Write out every record below exactly as it appears, omitting the pictures.

○ ○ ○ ○ ○

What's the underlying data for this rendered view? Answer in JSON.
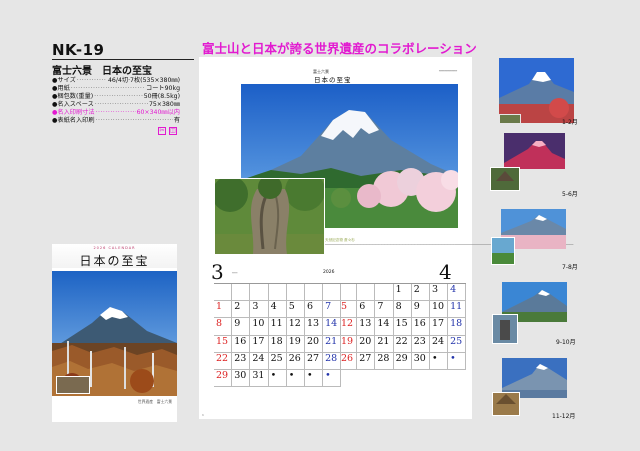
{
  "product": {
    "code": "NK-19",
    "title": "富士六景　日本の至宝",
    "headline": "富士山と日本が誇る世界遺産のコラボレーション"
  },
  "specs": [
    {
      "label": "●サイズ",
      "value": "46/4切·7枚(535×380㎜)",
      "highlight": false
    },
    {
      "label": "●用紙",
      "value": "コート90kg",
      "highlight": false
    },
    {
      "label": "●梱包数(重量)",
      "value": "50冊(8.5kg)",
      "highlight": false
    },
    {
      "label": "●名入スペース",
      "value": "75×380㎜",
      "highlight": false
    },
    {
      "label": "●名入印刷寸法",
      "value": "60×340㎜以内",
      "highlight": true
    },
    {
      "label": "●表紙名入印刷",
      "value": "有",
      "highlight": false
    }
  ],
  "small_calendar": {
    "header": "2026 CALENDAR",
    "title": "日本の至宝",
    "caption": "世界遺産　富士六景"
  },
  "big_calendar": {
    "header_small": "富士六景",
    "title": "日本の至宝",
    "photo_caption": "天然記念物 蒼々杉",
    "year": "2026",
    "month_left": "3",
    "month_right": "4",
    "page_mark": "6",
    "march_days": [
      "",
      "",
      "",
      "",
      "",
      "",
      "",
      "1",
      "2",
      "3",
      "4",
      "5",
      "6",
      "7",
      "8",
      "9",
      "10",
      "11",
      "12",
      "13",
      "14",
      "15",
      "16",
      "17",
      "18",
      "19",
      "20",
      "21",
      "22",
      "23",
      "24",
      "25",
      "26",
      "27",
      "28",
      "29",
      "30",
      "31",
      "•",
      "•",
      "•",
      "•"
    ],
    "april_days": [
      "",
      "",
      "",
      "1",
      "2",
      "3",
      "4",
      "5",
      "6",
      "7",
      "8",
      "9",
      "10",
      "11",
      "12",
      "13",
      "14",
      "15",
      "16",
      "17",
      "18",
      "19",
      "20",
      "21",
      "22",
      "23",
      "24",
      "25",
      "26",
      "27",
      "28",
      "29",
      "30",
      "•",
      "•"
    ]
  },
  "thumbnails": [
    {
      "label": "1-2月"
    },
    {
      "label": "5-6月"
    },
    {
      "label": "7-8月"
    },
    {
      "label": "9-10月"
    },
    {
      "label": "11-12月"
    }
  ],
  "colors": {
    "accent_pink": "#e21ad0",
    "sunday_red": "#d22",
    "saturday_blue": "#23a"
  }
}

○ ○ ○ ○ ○

SOLUTION →
What's the underlying data for this rendered view? Answer in JSON.
{
  "product": {
    "code": "NK-19",
    "title": "富士六景　日本の至宝",
    "headline": "富士山と日本が誇る世界遺産のコラボレーション"
  },
  "specs": [
    {
      "label": "●サイズ",
      "value": "46/4切·7枚(535×380㎜)",
      "highlight": false
    },
    {
      "label": "●用紙",
      "value": "コート90kg",
      "highlight": false
    },
    {
      "label": "●梱包数(重量)",
      "value": "50冊(8.5kg)",
      "highlight": false
    },
    {
      "label": "●名入スペース",
      "value": "75×380㎜",
      "highlight": false
    },
    {
      "label": "●名入印刷寸法",
      "value": "60×340㎜以内",
      "highlight": true
    },
    {
      "label": "●表紙名入印刷",
      "value": "有",
      "highlight": false
    }
  ],
  "small_calendar": {
    "header": "2026 CALENDAR",
    "title": "日本の至宝",
    "caption": "世界遺産　富士六景"
  },
  "big_calendar": {
    "header_small": "富士六景",
    "title": "日本の至宝",
    "photo_caption": "天然記念物 蒼々杉",
    "year": "2026",
    "month_left": "3",
    "month_right": "4",
    "page_mark": "6",
    "march_days": [
      "",
      "",
      "",
      "",
      "",
      "",
      "",
      "1",
      "2",
      "3",
      "4",
      "5",
      "6",
      "7",
      "8",
      "9",
      "10",
      "11",
      "12",
      "13",
      "14",
      "15",
      "16",
      "17",
      "18",
      "19",
      "20",
      "21",
      "22",
      "23",
      "24",
      "25",
      "26",
      "27",
      "28",
      "29",
      "30",
      "31",
      "•",
      "•",
      "•",
      "•"
    ],
    "april_days": [
      "",
      "",
      "",
      "1",
      "2",
      "3",
      "4",
      "5",
      "6",
      "7",
      "8",
      "9",
      "10",
      "11",
      "12",
      "13",
      "14",
      "15",
      "16",
      "17",
      "18",
      "19",
      "20",
      "21",
      "22",
      "23",
      "24",
      "25",
      "26",
      "27",
      "28",
      "29",
      "30",
      "•",
      "•"
    ]
  },
  "thumbnails": [
    {
      "label": "1-2月"
    },
    {
      "label": "5-6月"
    },
    {
      "label": "7-8月"
    },
    {
      "label": "9-10月"
    },
    {
      "label": "11-12月"
    }
  ],
  "colors": {
    "accent_pink": "#e21ad0",
    "sunday_red": "#d22",
    "saturday_blue": "#23a"
  }
}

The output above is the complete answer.